[Data items]
>>>>>

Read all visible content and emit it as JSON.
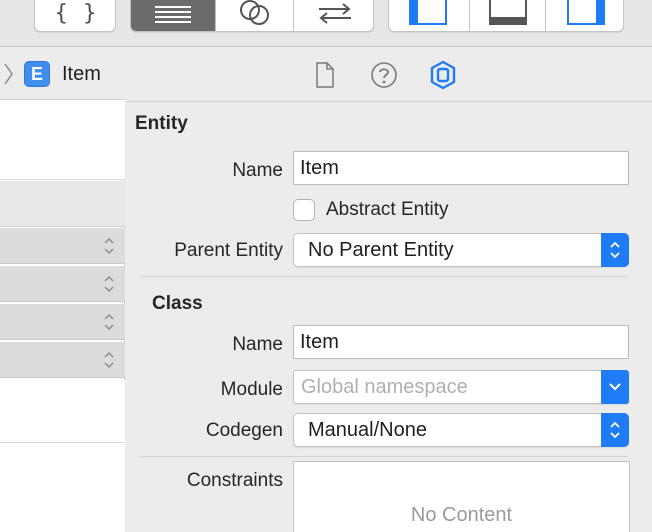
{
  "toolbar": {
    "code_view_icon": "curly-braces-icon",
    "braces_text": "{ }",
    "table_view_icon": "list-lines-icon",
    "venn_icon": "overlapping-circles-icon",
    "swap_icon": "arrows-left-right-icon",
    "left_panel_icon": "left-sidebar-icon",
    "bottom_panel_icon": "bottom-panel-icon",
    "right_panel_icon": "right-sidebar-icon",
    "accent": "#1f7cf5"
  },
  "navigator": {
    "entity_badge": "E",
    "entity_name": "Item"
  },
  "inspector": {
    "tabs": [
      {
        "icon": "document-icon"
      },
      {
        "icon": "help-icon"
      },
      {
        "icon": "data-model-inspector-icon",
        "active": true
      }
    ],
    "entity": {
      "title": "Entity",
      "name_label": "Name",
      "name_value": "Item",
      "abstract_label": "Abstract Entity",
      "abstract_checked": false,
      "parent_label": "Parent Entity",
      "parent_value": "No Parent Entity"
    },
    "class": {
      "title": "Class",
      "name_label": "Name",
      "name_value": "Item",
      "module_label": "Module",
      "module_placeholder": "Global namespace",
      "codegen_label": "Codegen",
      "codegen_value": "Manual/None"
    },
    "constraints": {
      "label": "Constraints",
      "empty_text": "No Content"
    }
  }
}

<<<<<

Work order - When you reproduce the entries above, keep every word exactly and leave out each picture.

Task result -
Read all visible content and emit it as JSON.
{
  "toolbar": {
    "code_view_icon": "curly-braces-icon",
    "braces_text": "{ }",
    "table_view_icon": "list-lines-icon",
    "venn_icon": "overlapping-circles-icon",
    "swap_icon": "arrows-left-right-icon",
    "left_panel_icon": "left-sidebar-icon",
    "bottom_panel_icon": "bottom-panel-icon",
    "right_panel_icon": "right-sidebar-icon",
    "accent": "#1f7cf5"
  },
  "navigator": {
    "entity_badge": "E",
    "entity_name": "Item"
  },
  "inspector": {
    "tabs": [
      {
        "icon": "document-icon"
      },
      {
        "icon": "help-icon"
      },
      {
        "icon": "data-model-inspector-icon",
        "active": true
      }
    ],
    "entity": {
      "title": "Entity",
      "name_label": "Name",
      "name_value": "Item",
      "abstract_label": "Abstract Entity",
      "abstract_checked": false,
      "parent_label": "Parent Entity",
      "parent_value": "No Parent Entity"
    },
    "class": {
      "title": "Class",
      "name_label": "Name",
      "name_value": "Item",
      "module_label": "Module",
      "module_placeholder": "Global namespace",
      "codegen_label": "Codegen",
      "codegen_value": "Manual/None"
    },
    "constraints": {
      "label": "Constraints",
      "empty_text": "No Content"
    }
  }
}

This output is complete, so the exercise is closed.